-- Task prompt --
All lines in the data below carrying the string "name" are to be located and copied.

(Beginning of Data provided)

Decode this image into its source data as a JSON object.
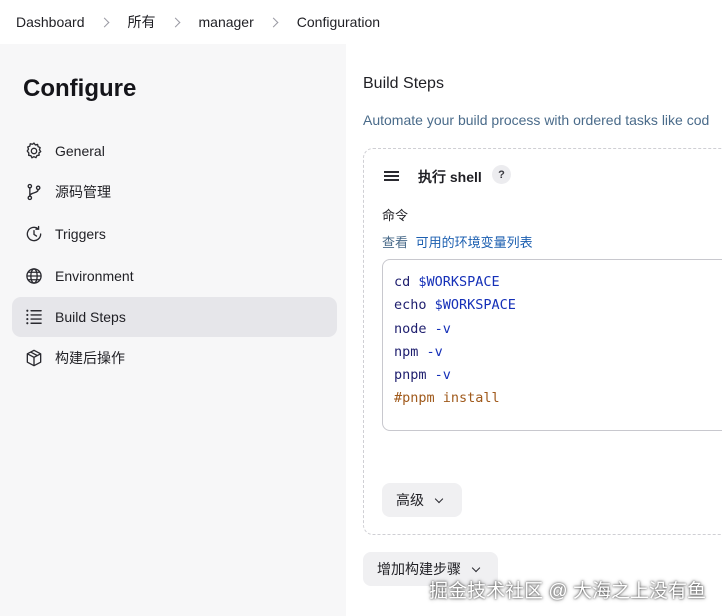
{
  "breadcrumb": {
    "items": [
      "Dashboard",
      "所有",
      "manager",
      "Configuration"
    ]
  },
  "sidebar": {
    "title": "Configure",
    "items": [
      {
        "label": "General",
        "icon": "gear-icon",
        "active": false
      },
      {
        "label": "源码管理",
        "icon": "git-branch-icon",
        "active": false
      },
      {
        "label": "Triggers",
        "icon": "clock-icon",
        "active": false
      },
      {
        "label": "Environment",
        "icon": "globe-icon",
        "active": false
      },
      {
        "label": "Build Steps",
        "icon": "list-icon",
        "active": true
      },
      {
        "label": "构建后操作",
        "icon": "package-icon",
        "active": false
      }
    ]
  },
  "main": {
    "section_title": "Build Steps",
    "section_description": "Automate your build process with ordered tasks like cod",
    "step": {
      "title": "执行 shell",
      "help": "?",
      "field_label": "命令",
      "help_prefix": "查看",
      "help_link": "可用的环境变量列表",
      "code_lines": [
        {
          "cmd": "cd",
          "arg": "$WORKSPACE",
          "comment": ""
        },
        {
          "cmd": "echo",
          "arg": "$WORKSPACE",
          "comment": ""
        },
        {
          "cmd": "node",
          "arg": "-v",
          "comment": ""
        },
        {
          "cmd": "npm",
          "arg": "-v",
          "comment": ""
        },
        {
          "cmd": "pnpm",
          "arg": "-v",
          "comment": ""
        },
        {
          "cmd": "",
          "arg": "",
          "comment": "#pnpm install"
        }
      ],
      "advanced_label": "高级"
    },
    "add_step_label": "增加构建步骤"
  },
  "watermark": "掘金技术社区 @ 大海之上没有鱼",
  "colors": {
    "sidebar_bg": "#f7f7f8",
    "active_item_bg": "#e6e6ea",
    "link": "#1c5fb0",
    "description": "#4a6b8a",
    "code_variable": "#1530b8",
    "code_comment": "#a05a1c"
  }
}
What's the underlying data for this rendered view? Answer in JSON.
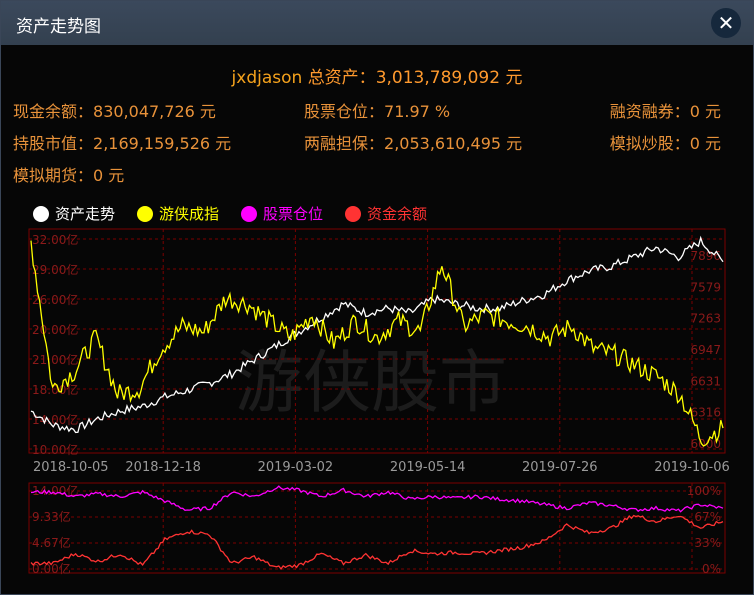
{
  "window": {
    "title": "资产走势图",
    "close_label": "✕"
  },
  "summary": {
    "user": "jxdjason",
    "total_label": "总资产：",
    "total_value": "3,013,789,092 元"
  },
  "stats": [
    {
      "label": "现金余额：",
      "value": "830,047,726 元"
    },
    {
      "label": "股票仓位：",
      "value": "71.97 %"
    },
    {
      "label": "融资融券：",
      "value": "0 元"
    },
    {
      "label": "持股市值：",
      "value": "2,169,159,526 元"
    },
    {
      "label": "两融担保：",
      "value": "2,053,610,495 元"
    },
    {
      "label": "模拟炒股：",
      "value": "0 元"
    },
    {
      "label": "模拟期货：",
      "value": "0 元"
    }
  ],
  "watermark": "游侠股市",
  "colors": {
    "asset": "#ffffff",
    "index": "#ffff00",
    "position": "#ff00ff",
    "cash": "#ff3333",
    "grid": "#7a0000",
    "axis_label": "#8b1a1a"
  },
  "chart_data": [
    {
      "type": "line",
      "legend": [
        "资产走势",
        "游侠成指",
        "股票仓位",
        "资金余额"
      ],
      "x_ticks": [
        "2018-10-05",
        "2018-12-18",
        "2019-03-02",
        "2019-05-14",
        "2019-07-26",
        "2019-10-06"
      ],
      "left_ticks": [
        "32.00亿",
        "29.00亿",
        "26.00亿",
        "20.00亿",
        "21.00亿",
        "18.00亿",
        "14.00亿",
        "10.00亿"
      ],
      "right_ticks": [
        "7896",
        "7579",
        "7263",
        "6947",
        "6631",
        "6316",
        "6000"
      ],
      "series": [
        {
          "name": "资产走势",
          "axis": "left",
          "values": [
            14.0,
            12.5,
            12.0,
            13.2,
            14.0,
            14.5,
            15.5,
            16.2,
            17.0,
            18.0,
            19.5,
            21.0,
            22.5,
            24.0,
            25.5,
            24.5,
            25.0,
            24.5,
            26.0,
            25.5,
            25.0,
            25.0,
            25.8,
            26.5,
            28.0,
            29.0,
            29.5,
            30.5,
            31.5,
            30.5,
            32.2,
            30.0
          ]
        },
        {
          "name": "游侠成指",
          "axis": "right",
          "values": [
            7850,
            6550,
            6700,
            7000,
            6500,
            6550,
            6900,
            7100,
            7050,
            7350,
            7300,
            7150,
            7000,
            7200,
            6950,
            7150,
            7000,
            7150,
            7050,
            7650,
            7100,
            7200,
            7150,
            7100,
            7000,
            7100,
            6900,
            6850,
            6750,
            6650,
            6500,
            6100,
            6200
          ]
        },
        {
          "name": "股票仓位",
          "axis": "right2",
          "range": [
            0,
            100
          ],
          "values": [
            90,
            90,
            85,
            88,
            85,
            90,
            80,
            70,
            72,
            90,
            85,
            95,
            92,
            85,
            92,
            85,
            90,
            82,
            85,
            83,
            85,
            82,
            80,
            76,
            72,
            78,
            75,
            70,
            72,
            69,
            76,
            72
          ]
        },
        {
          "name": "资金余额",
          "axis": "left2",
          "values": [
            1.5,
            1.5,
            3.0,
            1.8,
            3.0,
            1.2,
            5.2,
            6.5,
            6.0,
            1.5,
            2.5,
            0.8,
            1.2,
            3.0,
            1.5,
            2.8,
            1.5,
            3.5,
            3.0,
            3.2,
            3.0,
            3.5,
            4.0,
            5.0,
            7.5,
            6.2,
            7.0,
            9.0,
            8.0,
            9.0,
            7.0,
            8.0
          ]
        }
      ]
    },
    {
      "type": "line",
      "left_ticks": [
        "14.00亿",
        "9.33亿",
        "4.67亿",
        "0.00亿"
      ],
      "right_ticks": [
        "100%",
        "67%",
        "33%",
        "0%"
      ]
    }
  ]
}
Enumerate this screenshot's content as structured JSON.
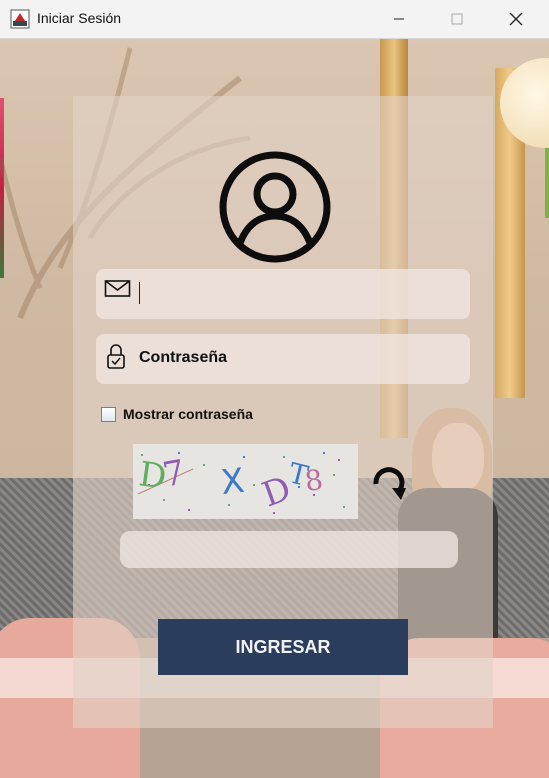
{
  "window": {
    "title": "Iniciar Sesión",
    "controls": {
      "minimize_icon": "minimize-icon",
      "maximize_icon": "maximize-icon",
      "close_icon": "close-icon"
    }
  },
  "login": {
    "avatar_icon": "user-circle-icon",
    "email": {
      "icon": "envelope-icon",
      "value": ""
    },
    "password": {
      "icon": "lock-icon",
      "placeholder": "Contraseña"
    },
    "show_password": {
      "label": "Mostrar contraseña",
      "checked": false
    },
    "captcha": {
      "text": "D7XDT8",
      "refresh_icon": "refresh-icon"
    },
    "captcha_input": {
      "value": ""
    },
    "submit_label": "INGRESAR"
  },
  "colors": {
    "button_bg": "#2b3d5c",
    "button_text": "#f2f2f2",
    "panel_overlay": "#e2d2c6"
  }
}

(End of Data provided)

-- Solution to the problem --
          "name": "资产走势",
          "name": "游侠成指",
          "name": "股票仓位",
          "name": "资金余额",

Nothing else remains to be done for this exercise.